Fifth, the union created an Association of Homeworkers to represent outworkers who were not considered legally workers, and so were not protected by industrial relations law. The outworkers became ‘associate members’ of the union.

Sixth, these outworkers and the union staged outrageous, humorous, public demonstrations and street theatre which exposed the ultimate responsibilities of the big department stores and labels for the sweatshop conditions, and brought the public onside.

Seventh, through the parent UNITE, the Canadian union made links to garment workers in Mexico and Honduras working for the same retailers.

Eight, the union moved to organize salespersons in the clothing boutiques.

But there is a postscript.
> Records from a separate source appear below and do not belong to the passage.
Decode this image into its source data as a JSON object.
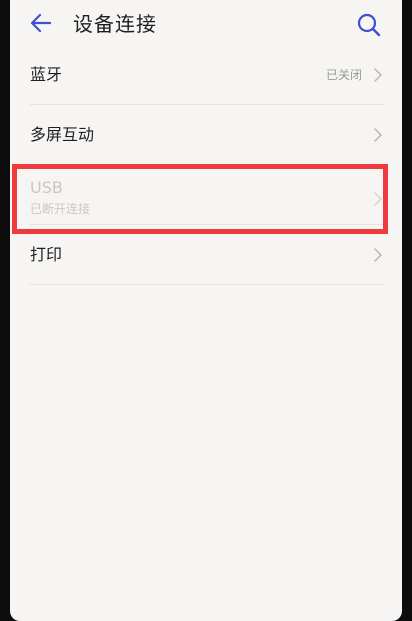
{
  "header": {
    "title": "设备连接",
    "back_icon": "back-arrow-icon",
    "search_icon": "search-icon"
  },
  "rows": [
    {
      "label": "蓝牙",
      "value": "已关闭",
      "icon": "chevron-right-icon"
    },
    {
      "label": "多屏互动",
      "icon": "chevron-right-icon"
    },
    {
      "label": "USB",
      "sublabel": "已断开连接",
      "disabled": true,
      "icon": "chevron-right-icon"
    },
    {
      "label": "打印",
      "icon": "chevron-right-icon"
    }
  ],
  "colors": {
    "accent": "#3e4fd1",
    "highlight": "#f03b3e",
    "background": "#f7f5f3",
    "text_primary": "#1f1f1f",
    "text_secondary": "#9a9a9a",
    "text_disabled": "#c9c6c4"
  }
}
Late in the 1990s, the union transformed its entire internal structure into an instrument for organising. But it also realized that because the structure of production had decentralised, organising small groups of outworkers could not, alone, be a viable strategy for a small, overstretched, union. As a survival mechanism it returned to the more traditional blitz campaigns, and a much wider group of industries. Photography processing labs, retail stores, anything that moved. The blitz campaigns, immediately successful, support the slower community-based organising of outworkers, and make it financially possible.

The blitz campaigns have also created a forceful internal debate about gender and contrasting strategies for organising within UNITE-Canada. Is the US Organising Model, using in-your-face tactics, suitable for organising women from the new migrant communities? Is the community-union approach to organising, ready to work with tiny groups of invisible workers, so respectful of diversity and difference, willing to struggle for even small-scale gains in respect, more suitable in these times?

This Toronto experience may be a Canadian example of the Organising Model. But it also points to the interweaving of the organising model and community unionism.

IV. Can Australia Use This?

Let’s return to pre-and parallel-union formations. In the US, Peter Rachleff observed, “ much of the most innovative organizing prefigures new union structures: linking workplaces and communities; revolving around worker centers’. But do these pre-union formations, actually become unions? Do they recruit workers to unions?

The short answer is, in Canada groups like Rank-and-File/Au bas de l’echelle, and Workers’Information and Referral Service, do see themselves- as pre-union formations: first stops for workers who will hopefully be unionised. But hostile governments and cuts to funding have closed down many of these.

In the US, however, the relation between workers’ centres and unions is more fraught. As Mary Hollens says, There, workers centres fall into several categories. Some work closely with unions. Others reject the union movement as a labour aristocracy. Workers’ centres can’t represent workers in collective bargaining,though some do support workers in bargaining struggles.

But (this) is only as part of a larger strategy to address the broader concerns of workers in the workplace and community. Centers who do this kind of work view unionization as a tactic, not the end of workplace struggles”.

What does this tell us about workers’ centres as pre-union formations? Their dual anchorage—in the community and in the union—allows them the potential for creativity. And while a number of unionists and some academics have asked whether the workers’ centres are really hybrid community organizations, their provocative existence leads to this question: could community unions actually redefine the way unions work?

Carla Lipsig-Mumme, Director, W.A.G.E. (Centre for Research on Work And Society in the Global Era), School of Political and Social Inquiry, Monash University, Clayton, Victoria 3800.